_Work task_
Within the material that follows, how many lines include the string "percent"? Answer with the number and nothing more.

_Material supplied_
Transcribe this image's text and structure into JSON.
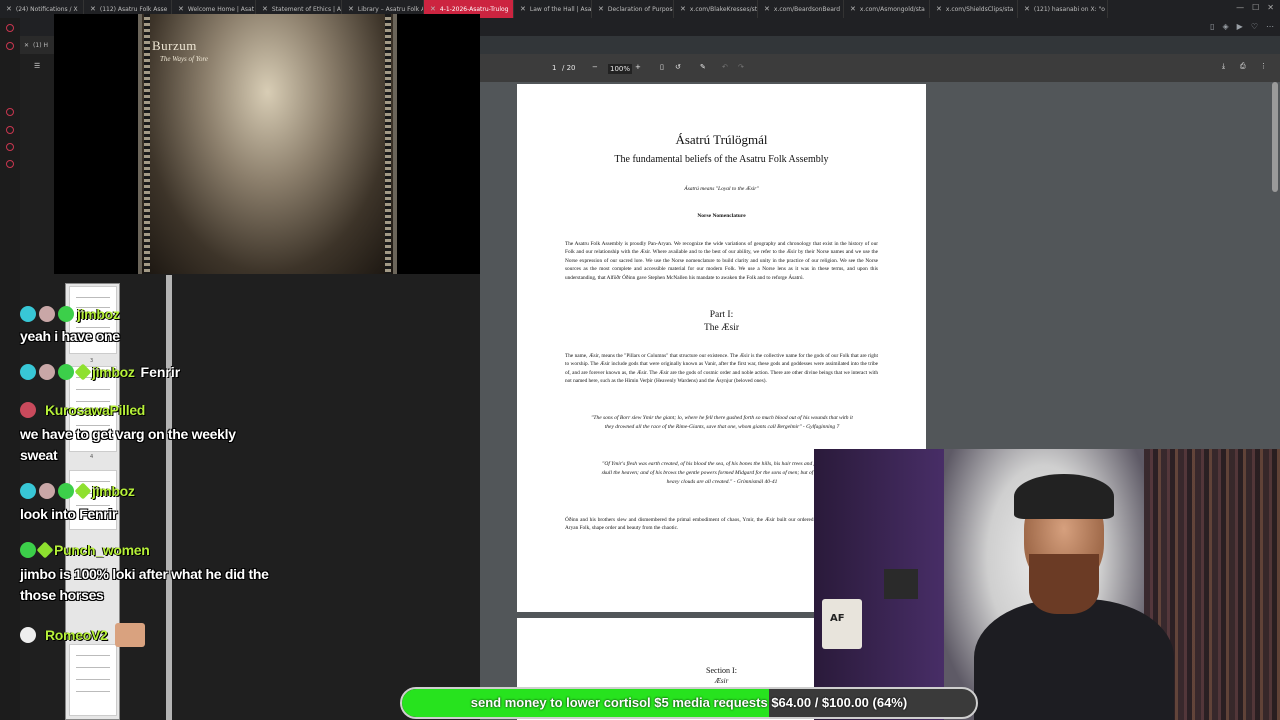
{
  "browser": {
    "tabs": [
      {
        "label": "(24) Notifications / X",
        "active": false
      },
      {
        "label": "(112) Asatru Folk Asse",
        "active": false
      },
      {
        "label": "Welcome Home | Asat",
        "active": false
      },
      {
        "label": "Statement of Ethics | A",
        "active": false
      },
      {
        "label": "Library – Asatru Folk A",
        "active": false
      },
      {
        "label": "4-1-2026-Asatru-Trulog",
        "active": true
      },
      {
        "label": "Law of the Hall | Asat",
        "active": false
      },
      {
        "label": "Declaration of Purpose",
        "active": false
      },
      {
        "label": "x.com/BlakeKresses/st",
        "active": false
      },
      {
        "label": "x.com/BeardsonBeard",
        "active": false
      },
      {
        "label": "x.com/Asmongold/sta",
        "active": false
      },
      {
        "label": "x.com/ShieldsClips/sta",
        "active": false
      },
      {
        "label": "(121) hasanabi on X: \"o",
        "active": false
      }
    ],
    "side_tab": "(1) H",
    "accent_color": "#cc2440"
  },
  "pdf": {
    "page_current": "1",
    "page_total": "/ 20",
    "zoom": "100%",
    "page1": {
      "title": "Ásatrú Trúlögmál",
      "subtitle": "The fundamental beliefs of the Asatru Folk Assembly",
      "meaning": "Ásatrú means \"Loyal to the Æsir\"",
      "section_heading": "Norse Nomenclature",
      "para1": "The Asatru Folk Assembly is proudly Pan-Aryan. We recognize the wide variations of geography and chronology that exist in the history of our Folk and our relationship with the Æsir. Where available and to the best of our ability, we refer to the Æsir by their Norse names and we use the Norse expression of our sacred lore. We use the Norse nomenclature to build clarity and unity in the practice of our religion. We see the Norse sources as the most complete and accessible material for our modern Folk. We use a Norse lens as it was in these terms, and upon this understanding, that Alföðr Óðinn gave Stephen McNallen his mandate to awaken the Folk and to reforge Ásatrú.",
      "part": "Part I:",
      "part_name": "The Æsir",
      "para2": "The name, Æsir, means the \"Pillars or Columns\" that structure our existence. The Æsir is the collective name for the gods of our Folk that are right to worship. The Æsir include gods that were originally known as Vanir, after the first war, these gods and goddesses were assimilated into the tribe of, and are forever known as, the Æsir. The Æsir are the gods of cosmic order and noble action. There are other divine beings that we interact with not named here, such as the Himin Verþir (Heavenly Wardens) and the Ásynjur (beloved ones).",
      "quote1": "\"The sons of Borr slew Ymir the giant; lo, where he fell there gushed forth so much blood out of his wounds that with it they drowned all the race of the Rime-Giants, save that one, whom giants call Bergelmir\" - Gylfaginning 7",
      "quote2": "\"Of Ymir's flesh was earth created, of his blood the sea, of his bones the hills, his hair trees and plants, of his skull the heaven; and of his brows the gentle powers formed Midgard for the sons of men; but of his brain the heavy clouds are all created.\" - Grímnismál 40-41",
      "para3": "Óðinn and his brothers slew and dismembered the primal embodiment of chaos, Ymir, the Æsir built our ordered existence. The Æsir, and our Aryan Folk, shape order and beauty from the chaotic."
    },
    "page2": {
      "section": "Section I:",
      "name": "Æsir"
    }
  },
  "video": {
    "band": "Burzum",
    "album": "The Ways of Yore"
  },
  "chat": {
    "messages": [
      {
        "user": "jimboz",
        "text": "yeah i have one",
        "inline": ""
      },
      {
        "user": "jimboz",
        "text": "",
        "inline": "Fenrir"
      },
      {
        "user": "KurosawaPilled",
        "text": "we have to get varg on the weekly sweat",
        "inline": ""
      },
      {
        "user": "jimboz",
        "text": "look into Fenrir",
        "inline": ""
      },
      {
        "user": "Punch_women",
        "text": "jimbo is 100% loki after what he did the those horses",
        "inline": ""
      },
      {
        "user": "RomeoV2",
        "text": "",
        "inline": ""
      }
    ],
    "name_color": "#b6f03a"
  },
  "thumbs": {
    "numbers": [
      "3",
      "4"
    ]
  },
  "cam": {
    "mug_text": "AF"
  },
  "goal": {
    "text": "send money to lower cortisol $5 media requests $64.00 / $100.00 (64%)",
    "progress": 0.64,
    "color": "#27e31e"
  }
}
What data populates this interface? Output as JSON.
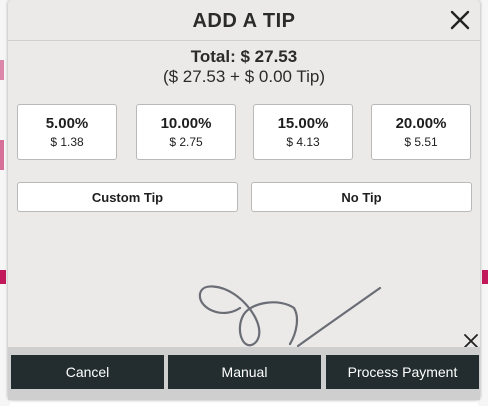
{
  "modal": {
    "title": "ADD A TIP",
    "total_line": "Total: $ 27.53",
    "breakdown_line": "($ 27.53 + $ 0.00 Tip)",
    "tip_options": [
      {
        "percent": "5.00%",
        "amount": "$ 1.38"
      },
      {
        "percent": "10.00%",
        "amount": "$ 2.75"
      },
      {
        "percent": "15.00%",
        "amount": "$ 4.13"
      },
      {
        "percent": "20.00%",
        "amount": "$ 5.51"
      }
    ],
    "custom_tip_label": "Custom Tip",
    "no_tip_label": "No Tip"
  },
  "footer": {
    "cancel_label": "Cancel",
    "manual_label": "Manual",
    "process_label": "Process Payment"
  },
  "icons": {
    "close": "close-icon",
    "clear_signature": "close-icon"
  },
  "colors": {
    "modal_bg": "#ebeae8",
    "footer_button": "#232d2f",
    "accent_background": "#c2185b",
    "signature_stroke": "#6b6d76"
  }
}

_Exercise answer_
4